The online market for freelance writers has peaked as more companies are outsourcing their copy writing to contractors.
Originally published in Black Betty Blog on November 3, 2014.
The lure of working remotely has its advantages for some. Others have found a new economic niche that they fit into on the Internet. Alongside the new industry comes a host of blogs dedicated to the business of writing in the digital age. Copyblogger, Hub Pages, Writer’s Digest and hundreds more traffic in advice on how to make money by blogging online.
There is a famous piece of advice accredited to Mark Twain that originated during the American Gold Rush.
When everyone is looking for gold, it’s a good time to be in the pick and shovel business.
He supposedly said that about Samuel Brannan (pictured above), who became California’s first millionaire by selling supplies to miners during the Gold Rush of 1848. But did you know that Brannan eventually succumbed to alcoholism, lost his fortune and was buried in a pauper’s grave in San Diego during 1889?¹

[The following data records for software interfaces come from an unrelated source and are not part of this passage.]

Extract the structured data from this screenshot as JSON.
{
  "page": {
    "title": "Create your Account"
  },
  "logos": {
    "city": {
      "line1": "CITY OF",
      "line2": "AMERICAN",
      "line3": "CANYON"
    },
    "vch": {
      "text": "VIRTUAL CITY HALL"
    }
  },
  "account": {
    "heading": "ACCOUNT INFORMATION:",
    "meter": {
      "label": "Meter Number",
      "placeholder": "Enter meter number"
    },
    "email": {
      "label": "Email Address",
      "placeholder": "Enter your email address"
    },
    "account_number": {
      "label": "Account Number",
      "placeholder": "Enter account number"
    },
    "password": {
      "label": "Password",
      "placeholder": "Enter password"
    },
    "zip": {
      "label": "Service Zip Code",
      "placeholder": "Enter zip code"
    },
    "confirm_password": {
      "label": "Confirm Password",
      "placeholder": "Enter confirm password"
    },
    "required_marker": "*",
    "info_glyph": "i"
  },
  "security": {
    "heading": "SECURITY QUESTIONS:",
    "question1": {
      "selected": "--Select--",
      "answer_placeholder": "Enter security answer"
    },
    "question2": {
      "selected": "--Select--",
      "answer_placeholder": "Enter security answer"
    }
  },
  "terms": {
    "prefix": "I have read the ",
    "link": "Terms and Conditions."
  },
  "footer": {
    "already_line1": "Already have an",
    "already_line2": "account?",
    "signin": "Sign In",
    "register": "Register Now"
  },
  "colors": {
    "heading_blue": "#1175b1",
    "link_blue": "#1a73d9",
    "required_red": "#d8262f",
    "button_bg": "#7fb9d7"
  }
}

My point is that things are not always what they seem if you consider the larger picture. I have read some singularly terrible advice about blogging. Most of it was intended to attract gullible readers in order to profit from the business of writing online. They do say you should write what you know.
Knowing the difference between a good or a bad tip makes all the difference when producing truly high quality web content. This distinguishes your work in a sea of spam and filler, in a way that is more likely to stand the test of time. The keyword is evergreen blogs.
1. There is one universally correct way to speak and write English.
Historical linguistics is a fascinating science that studies the evolution of language over time. All languages evolve but for the purposes of this exposition we will stick to English. Before mass printing and book binding existed, the English language was more fluid. People wrote however they pleased, and often misspelled words. Canterbury Tales by Geoffry Chaucer is a classic example of Middle English, which is very different from how we speak today.
When somebody corrects your grammar, they are mostly just being disagreeable, because there is no universally correct way to speak and write. There are formats such as Chicago, AP or MLA style that we use to look professional, and keep everything from flying into utter chaos. But you can write or talk however you want to as long as other people understand you. That is how language changes over time, and the reason we have so many types of accents, dialects and creoles.
2. The audience only understands short, easily graspable concepts.
We are constantly bombarded by advertising from the mass media. Many of the most popular types of blogs are indeed easy-to-read. And people tend to scan websites. At the same time, it is not always a good idea to assume your audience is a hopeless idiot. The reader usually sees through attempts to get them to click on a link, or buy something they do not really need. In fact why would I want to read the same terrible blog ninety different times?
Most of the great classics in the history of literature were written at a very advanced reading level, and published during a time when the literacy rate in the general population was much lower. If Shakespeare had written like today’s Hollywood producers we would be missing some of the greatest stories ever told.
3. Bloggers must write web content as fast as humanly possible.
Clearly if the blogger writes as fast as possible then they can write more blogs. But forcing underpaid English majors to write at lightning speeds will not yield the best possible copy writing. A real writer needs time to digest material, compose and edit. If the subject is particularly daunting or significant, they may want to put it in a drawer and review again after sleeping on it.
A writer that writes a 500-1000 word blog in half-an-hour did not work as hard as they could on the project at hand. They are spitting out words like a content mill. To produce top quality blogs, you have to find a balance between staying focused, and researching a genuinely informative and engaging article.
Professionals throw around the term ‘evergreen content.’ But in order to be long lasting a reference needs to be composed of credible material. Otherwise future generations will look back and think that we were complete idiots that over simplified life into a series of inane lists and how-to articles.
I realize the irony in writing an article about how writers should not take advice. Nevertheless the true writer must find their own voice and think for themselves, in addition to cleaning up their copy and editing according to a prescribed format.